In addition to the scorching temperatures, cycling in my third trimester was also hampered by a cross-country move from Regina to St. John’s. We had much to do to prepare our house and to get our lives packed up and ready for a year away. Still, I would try to squeeze in short spins after dinner to stay limber as much as possible. As I was getting heavier, I found cycling was more comfortable than going for walks, especially on my commuter which was a little more upright. It felt a little more like normal life and it was a nice change of pace to be able to move a little quicker if only for a little while.
Once we arrived in St. John’s, we were busy with work and furnishing our apartment, so I did not have much time for riding. There were other added challenges too. St. John’s is a hilly place, and there were no options for avoiding tough climbs on rides leaving from our front door. And in anticipation of my new role as a mother on maternity leave, I had left my commuter bicycle in Regina, which was the most upright of my bicycles (I only brought ‘fun’ bikes for ‘me time’)!
I did miss cycling, and so we drove out to the coast for a relatively flat ride on a nice calm day when I was at 36 weeks. Going full circle, I was back on my fat bike, my best option for comfort out of the the bikes I had brought with me. I raised my handlebars as much as I could and savoured the ride as much as possible, knowing it would be my last ride unless I bought a new stem to improve my fit. With only four weeks to go, that didn’t make much sense to me, and cycling gave way to hiking in to nice swimming holes whenever possible. This pretty much fit with my expectations of being in St. John’s, as last time we lived here we spent more time backcountry camping along the coast than cycling.

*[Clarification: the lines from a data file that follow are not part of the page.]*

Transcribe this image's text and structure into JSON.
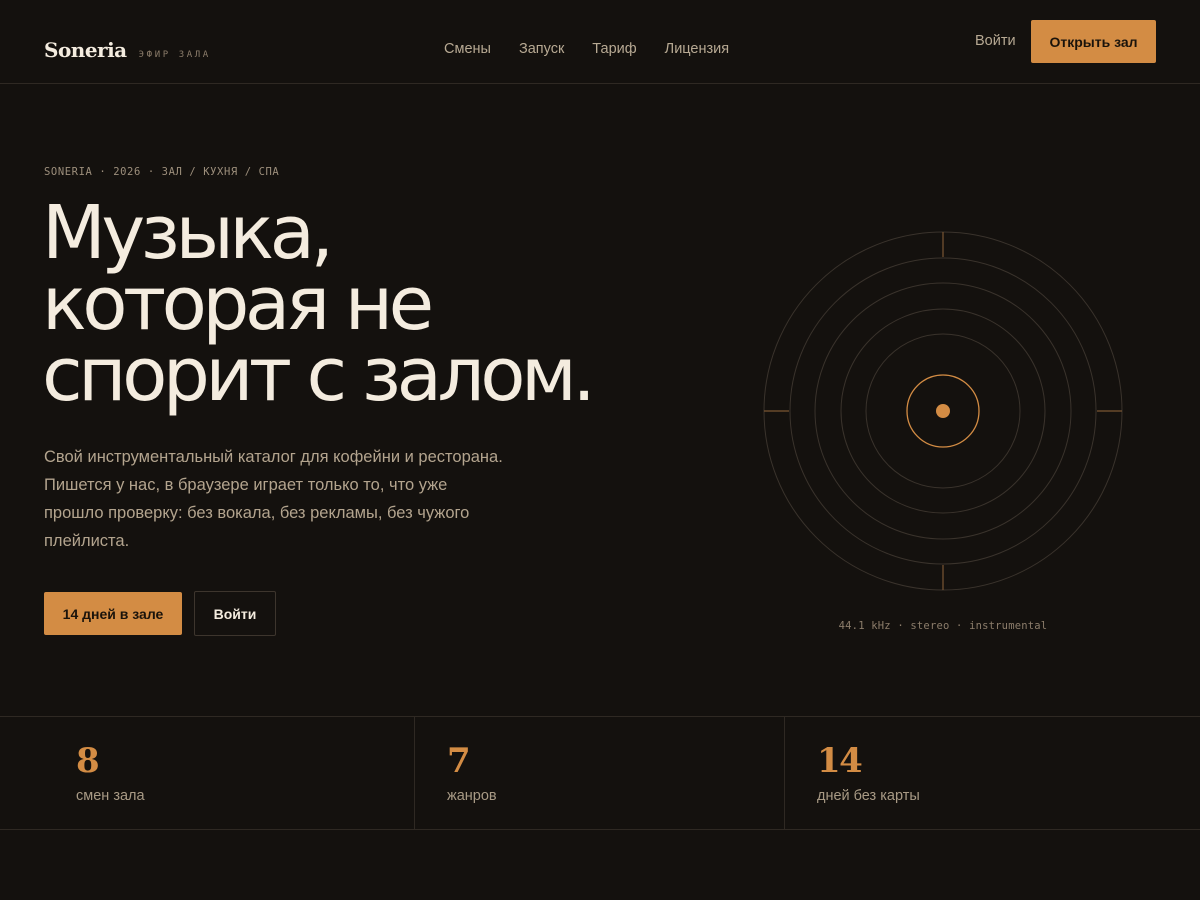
{
  "header": {
    "brand": "Soneria",
    "tagline": "ЭФИР ЗАЛА",
    "nav": [
      "Смены",
      "Запуск",
      "Тариф",
      "Лицензия"
    ],
    "login": "Войти",
    "cta": "Открыть зал"
  },
  "hero": {
    "eyebrow": "SONERIA · 2026 · ЗАЛ / КУХНЯ / СПА",
    "headline": [
      "Музыка,",
      "которая не",
      "спорит с залом."
    ],
    "lead": "Свой инструментальный каталог для кофейни и ресторана. Пишется у нас, в браузере играет только то, что уже прошло проверку: без вокала, без рекламы, без чужого плейлиста.",
    "primary_cta": "14 дней в зале",
    "secondary_cta": "Войти"
  },
  "disc": {
    "caption": "44.1 kHz · stereo · instrumental",
    "accent": "#d38c44"
  },
  "stats": [
    {
      "value": "8",
      "label": "смен зала"
    },
    {
      "value": "7",
      "label": "жанров"
    },
    {
      "value": "14",
      "label": "дней без карты"
    }
  ],
  "colors": {
    "background": "#14110e",
    "accent": "#d38c44",
    "text": "#f4ecdf",
    "muted": "#b3a48e"
  }
}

I was fortunate to have had a very manageable pregnancy all the way through, and I am thankful that this enabled me to continue to be active throughout the experience. Cycling during pregnancy helped me by keeping me fit, connected with friends, and in tune with my body. It was certainly challenging at times to adjust to the new me after years of focussing on increasing pace and distance, but learning how to find ways to keep doing something I love has also been good preparation for the next chapter in my life!